The 2007-built 203,000 dwt Wakashio was ballasting from Singapore to Tubarão, Brazil, and was carrying about 4,000 tonnes of fuel oil, comprising 3,800 tonnes of very-low-sulphur fuel oil (VLSFO) and 200 tonnes of marine diesel oil (MDO).

MOL said that as of 11 August, about 1,020 tonnes of VLSFO on board had been pumped out and transferred onto small tankers.

About 1,180 tonnes of VLSFO had leaked out from the ship’s fuel tank. Of the leaked quantity, an estimated 1,000 tonnes has leaked outside of the vessel, and 460 tonnes has been manually recovered from sea and coast.

About 1,600 tonnes of VLSFO and 200 tonnes of MDO remain on the ship, and transfer work will continue. Local residents have also placed makeshift oil booms, fashioned from household products, around the stricken Wakashio.

MOL has dispatched six members from its company, who have tested negative for COVID-19, to the site on 11 August for the purpose of co-operating with the authorities, collecting information, preventing the spread of oil pollution, and supporting oil spill recovery. “We will continue to consider additional dispatch of personnel and transportation of supplies,” said MOL in a statement.

MOL added that it has been in constant touch with the Japanese shipowner Nagashiki Shipping since it was first informed of the incident on the island of Mauritius.

A team of professional oil responders and salvors, led by SMIT International, which has been contracted by Nagashiki Shipping, has been on site for some days.

“MOL is doing everything possible to support the efforts of owner and manager, Nagashiki Shipping and its appointed teams, in mitigating the effects of the spill. MOL deplores any incident of oil pollution and continues to offer support to all involved in the response,” said MOL in a statement.

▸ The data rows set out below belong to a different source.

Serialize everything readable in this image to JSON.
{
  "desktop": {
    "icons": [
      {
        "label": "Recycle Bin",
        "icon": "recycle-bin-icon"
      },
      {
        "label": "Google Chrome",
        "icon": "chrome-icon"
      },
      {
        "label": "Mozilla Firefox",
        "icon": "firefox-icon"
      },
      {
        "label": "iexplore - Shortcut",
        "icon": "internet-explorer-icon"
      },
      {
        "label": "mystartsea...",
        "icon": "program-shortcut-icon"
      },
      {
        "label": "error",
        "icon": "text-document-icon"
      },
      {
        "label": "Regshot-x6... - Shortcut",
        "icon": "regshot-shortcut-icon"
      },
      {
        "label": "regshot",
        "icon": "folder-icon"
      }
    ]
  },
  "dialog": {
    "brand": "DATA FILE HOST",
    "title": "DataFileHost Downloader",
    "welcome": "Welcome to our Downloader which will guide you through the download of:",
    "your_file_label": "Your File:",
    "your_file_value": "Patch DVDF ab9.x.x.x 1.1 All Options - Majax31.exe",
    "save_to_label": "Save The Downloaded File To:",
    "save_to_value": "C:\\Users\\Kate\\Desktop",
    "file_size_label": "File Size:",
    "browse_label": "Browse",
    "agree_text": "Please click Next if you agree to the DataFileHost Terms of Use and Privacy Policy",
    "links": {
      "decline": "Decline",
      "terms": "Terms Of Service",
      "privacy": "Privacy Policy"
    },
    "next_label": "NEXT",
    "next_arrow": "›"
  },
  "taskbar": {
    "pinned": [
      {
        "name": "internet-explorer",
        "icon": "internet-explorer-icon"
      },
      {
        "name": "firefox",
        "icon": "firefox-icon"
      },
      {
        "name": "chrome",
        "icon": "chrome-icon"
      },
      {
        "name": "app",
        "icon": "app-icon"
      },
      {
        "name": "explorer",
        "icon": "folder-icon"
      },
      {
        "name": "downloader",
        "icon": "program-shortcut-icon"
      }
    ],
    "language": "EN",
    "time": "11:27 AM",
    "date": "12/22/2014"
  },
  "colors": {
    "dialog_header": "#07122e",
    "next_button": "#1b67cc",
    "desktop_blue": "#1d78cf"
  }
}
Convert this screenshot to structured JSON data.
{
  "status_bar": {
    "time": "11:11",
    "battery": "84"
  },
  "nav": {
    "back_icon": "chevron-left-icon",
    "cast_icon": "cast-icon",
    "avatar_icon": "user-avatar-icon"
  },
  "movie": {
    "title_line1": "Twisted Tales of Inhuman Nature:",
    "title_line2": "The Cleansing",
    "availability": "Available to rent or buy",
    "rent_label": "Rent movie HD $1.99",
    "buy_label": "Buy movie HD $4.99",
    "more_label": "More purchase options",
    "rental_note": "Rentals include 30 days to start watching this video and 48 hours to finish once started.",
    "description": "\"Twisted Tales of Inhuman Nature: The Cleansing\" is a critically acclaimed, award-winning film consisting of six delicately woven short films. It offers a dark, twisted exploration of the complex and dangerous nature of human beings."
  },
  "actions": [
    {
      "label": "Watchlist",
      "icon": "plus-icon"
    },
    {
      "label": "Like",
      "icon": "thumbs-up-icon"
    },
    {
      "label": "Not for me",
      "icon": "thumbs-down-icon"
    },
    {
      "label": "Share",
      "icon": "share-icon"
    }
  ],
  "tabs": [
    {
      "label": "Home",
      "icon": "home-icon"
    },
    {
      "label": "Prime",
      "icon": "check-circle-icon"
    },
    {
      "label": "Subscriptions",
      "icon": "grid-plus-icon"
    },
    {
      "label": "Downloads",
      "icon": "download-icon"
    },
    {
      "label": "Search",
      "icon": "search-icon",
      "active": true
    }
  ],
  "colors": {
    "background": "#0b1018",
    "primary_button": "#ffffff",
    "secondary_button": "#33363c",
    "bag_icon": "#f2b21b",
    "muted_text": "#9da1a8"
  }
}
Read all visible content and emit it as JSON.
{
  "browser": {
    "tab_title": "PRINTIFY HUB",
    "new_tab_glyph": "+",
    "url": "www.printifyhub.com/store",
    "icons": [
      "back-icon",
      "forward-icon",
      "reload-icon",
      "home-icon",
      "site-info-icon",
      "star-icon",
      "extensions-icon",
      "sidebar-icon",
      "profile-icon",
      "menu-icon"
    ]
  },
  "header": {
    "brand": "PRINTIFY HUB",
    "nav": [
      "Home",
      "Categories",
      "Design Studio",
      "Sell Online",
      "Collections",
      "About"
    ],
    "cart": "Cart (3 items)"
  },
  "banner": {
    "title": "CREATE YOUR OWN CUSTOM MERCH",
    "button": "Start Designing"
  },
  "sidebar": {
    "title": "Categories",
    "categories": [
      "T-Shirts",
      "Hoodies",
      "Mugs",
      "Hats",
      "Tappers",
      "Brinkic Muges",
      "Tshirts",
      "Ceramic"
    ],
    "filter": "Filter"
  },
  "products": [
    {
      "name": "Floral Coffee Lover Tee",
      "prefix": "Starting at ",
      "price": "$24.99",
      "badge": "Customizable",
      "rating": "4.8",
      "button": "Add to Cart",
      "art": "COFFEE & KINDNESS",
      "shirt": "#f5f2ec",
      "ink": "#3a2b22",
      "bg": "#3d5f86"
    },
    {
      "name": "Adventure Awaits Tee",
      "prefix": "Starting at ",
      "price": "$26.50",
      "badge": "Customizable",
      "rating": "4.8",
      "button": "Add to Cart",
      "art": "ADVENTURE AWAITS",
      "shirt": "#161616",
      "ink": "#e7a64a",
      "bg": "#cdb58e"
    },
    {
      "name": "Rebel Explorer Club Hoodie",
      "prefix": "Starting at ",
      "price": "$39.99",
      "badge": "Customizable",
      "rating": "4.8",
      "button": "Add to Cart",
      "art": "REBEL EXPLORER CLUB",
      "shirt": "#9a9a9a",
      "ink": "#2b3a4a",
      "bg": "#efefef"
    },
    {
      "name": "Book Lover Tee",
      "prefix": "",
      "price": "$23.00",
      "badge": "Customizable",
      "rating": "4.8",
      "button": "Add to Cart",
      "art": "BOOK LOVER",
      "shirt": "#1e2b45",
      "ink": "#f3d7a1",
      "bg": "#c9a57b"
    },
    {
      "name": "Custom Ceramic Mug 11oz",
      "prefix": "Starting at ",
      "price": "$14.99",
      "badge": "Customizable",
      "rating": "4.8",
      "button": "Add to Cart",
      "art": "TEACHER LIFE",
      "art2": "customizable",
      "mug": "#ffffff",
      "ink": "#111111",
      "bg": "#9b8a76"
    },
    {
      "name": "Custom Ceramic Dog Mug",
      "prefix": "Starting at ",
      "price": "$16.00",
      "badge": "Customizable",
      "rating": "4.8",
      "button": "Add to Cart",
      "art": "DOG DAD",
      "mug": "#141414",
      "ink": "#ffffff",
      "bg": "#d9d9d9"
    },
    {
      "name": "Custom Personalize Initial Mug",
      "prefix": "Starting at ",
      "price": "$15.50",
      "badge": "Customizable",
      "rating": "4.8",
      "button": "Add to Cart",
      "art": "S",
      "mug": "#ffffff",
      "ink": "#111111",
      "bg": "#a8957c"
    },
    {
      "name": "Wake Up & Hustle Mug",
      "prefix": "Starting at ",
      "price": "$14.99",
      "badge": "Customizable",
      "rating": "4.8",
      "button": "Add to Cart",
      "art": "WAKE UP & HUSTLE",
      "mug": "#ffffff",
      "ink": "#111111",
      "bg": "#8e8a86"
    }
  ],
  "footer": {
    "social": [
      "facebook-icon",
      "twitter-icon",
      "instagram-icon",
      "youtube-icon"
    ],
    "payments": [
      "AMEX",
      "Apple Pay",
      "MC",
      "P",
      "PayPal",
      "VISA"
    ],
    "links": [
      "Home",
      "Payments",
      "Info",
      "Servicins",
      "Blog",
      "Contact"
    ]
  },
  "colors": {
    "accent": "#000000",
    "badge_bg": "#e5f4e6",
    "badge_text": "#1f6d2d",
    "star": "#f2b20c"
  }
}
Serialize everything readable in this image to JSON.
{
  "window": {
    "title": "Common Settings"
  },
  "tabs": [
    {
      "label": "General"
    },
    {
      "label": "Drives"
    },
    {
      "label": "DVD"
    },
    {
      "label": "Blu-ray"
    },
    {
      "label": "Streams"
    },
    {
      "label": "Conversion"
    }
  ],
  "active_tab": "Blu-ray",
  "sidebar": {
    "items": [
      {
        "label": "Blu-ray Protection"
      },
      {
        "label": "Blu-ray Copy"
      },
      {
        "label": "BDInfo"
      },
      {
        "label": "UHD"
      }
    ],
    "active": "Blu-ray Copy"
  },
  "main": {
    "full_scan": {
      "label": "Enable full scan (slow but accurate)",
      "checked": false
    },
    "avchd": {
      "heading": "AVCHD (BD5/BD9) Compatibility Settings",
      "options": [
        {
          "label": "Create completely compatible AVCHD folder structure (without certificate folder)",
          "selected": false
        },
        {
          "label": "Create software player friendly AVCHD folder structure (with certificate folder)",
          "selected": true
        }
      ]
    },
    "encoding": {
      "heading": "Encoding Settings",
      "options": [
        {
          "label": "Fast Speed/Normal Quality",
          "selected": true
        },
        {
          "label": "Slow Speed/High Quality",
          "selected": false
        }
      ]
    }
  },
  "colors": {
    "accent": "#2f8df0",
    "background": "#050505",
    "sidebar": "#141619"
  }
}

About 500 tonnes has been salvaged from the ship, but rough seas have hampered the operations. “Due to the bad weather and constant pounding over the past few days, the starboard-side bunker tank of the vessel was breached [on 6 July 2020] and an amount of fuel oil has escaped into the sea,” Nagashiki Shipping said in a statement on 7 August.